§ Record extracts
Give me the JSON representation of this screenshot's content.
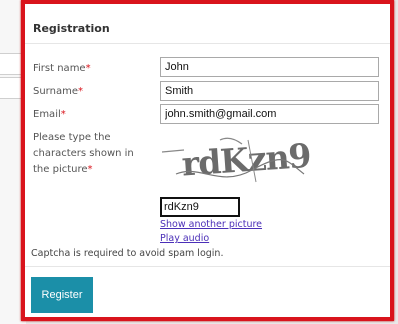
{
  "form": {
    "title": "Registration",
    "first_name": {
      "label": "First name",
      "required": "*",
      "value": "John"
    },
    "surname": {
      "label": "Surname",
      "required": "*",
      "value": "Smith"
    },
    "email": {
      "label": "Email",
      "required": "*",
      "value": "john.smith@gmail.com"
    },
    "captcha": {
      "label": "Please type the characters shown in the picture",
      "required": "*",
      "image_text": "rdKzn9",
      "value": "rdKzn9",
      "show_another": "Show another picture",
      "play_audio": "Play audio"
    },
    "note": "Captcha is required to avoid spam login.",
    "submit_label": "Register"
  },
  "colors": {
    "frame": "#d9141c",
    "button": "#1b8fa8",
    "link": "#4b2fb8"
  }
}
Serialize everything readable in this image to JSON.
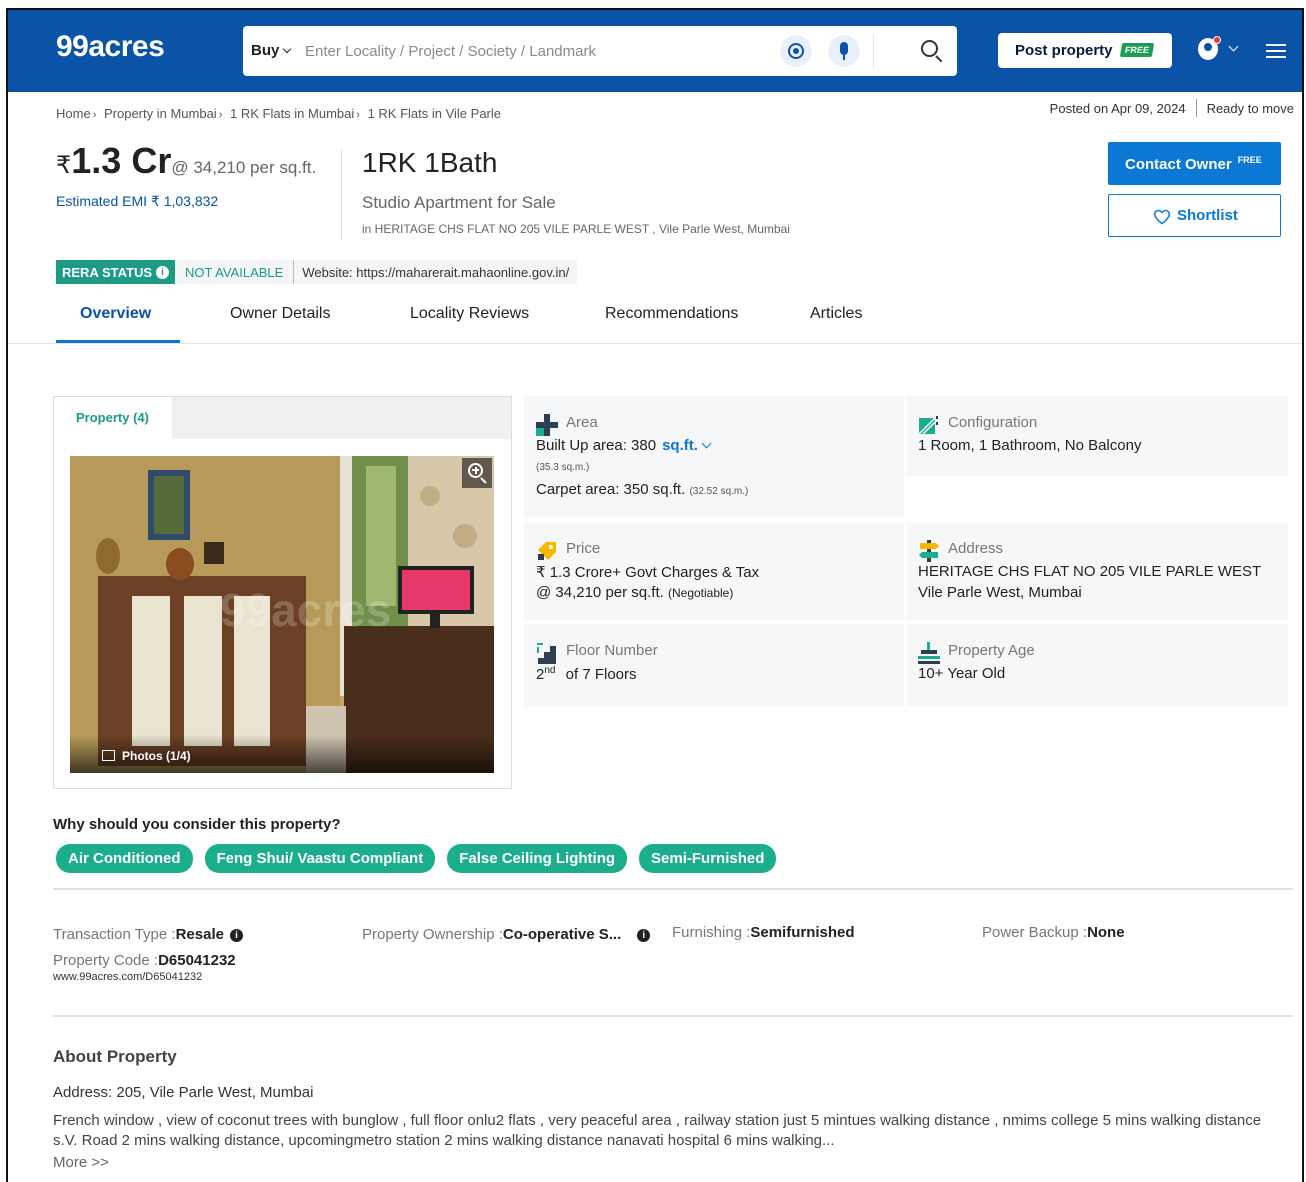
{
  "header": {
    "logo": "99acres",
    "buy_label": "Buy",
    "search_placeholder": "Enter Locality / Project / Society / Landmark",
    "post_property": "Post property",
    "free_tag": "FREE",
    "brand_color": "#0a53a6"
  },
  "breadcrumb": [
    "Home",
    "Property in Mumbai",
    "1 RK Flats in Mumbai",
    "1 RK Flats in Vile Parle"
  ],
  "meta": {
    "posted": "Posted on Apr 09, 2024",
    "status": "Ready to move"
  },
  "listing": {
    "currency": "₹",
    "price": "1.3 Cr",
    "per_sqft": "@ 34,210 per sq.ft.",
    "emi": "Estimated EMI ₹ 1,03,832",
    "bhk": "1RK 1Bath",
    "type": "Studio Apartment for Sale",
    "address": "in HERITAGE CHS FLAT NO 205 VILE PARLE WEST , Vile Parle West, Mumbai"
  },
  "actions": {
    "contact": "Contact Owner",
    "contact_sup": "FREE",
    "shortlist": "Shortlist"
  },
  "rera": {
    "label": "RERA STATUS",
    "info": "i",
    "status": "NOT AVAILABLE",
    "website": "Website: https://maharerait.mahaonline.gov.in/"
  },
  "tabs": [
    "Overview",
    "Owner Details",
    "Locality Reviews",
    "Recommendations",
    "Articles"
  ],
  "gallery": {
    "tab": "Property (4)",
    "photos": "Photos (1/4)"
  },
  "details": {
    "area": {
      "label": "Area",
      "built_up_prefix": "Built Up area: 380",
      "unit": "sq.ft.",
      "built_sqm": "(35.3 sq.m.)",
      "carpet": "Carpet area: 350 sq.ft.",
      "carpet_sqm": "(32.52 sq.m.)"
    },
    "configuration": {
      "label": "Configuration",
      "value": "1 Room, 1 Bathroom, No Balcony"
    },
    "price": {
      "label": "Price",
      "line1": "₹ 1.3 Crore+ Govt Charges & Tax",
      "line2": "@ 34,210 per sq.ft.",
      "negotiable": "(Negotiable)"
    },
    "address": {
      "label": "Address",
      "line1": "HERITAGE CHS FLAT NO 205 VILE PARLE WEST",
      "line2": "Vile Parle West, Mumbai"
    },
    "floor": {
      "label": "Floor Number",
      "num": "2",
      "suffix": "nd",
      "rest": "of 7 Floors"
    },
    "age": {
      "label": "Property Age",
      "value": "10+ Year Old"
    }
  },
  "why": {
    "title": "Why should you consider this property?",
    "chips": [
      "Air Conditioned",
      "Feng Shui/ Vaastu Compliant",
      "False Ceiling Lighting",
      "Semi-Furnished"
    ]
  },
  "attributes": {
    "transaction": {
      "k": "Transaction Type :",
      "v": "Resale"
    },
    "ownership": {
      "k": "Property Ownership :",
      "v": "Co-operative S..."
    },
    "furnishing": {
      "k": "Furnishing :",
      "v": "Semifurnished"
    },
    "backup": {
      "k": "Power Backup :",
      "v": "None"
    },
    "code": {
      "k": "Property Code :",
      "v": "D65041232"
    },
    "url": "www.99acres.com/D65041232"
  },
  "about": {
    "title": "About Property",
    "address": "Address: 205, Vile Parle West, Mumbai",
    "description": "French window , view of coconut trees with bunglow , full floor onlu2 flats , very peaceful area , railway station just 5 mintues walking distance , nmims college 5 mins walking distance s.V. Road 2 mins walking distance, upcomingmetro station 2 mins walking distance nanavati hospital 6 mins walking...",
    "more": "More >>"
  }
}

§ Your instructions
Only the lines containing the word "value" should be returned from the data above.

§ Worked solution
      "value": "John"
      "value": "Smith"
      "value": "john.smith@gmail.com"
      "value": "rdKzn9",
      "value": "1 Room, 1 Bathroom, No Balcony"
      "value": "10+ Year Old"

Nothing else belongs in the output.